Dogs use their mouths and teeth for almost everything. This means that most dogs will go through a phase where they chew things that they aren’t meant to. Different breeds are also a factor when it comes to chewing. Labradors, for example, are retrievers. Their genetic makeup is to bring you something they think you want. They use their mouths and teeth far more than your average dog. Teething in puppies is also a reason for chewing. Chewing also reduces stress and relieves boredom.
The best way to stop your dog from chewing things they aren’t supposed to is to make sure you have appropriate chew toys and snacks. If you catch your dog chewing, quickly distract them with something they are allowed to chew.

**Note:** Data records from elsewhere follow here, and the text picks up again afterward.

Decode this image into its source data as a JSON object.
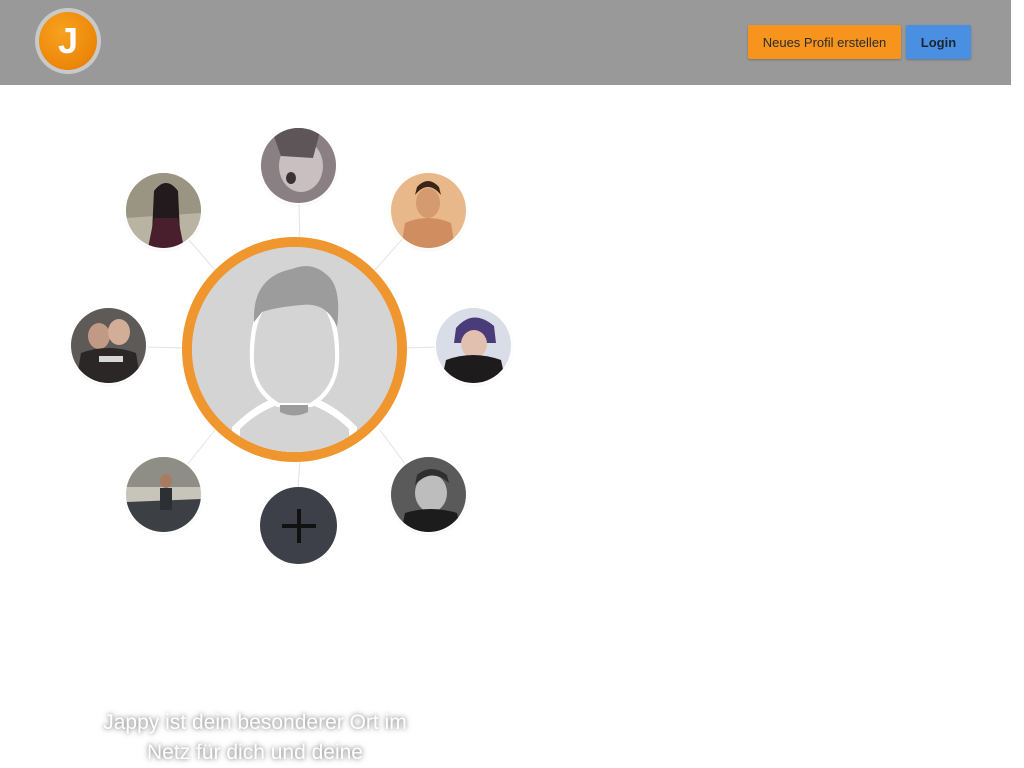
{
  "header": {
    "logo_letter": "J",
    "register_label": "Neues Profil erstellen",
    "login_label": "Login"
  },
  "hero": {
    "tagline": "Jappy ist dein besonderer Ort im Netz für dich und deine"
  },
  "colors": {
    "header_bg": "#999999",
    "brand_orange": "#f7941d",
    "login_blue": "#4a90e2",
    "add_button": "#3d4048"
  },
  "icons": [
    "jappy-logo-icon",
    "default-profile-silhouette-icon",
    "plus-icon"
  ]
}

Remember, though, that if you allow your pup to chew on an old shoe, they cannot tell the difference between old and new and won’t know why they are in trouble. That’s why the appropriate toys should always be on hand.
Separation anxiety is one of the most common behavioural issues, but it’s also one of the hardest to overcome. Remember that your adopted friend has had their lives change drastically more than once, and they may be unable to cope when a person isn’t around. You’ll be able to point out this behaviour because they tend to get nervous and agitated when you’re preparing to leave. They’re very good at picking up cues like car keys, work shoes, etc. Your pup will follow you everywhere and will always want to be close, if not touching you. This might not seem like a huge problem – who’d say no to cuddles? But after fifteen minutes to an hour after you leave is where the major problems come in. Constant barking, crying, chewing, digging, and messing inside when they’re normally well house-trained, are all signs of separation anxiety.
Sometimes you can get away with teaching them that your being gone isn’t a bad thing by giving them a chewy treat or chicken stock that’s been frozen with treats inside and putting it on the grass/patio outside. You’ll start with short trips away from home. Even just driving for 10 minutes before coming home. Get them used to being on their own for short periods before asking them to cope for longer. Many times, a behaviourist is needed to help you know what to do and what to implement. Very serious cases could require medication to help with the problem.
There are many behavioural traits that dogs will display that are good and healthy habits. But the most important thing to remember is to be patient, understanding, gentle and consistent. Start how you mean to finish. If you don’t want your dogs on the furniture, don’t allow them on from the get-go. Everything you do impacts your new family member.
One last point to remember is that just because you’ve adopted a dog from a shelter doesn’t mean you cannot take them back if there are issues you cannot resolve. It might be that it isn’t the right dog for your situation. Never feel obligated because you’re feeling guilty about taking them back. They will find another home more suited, and you can find the Soul Mutt you’ve been looking for.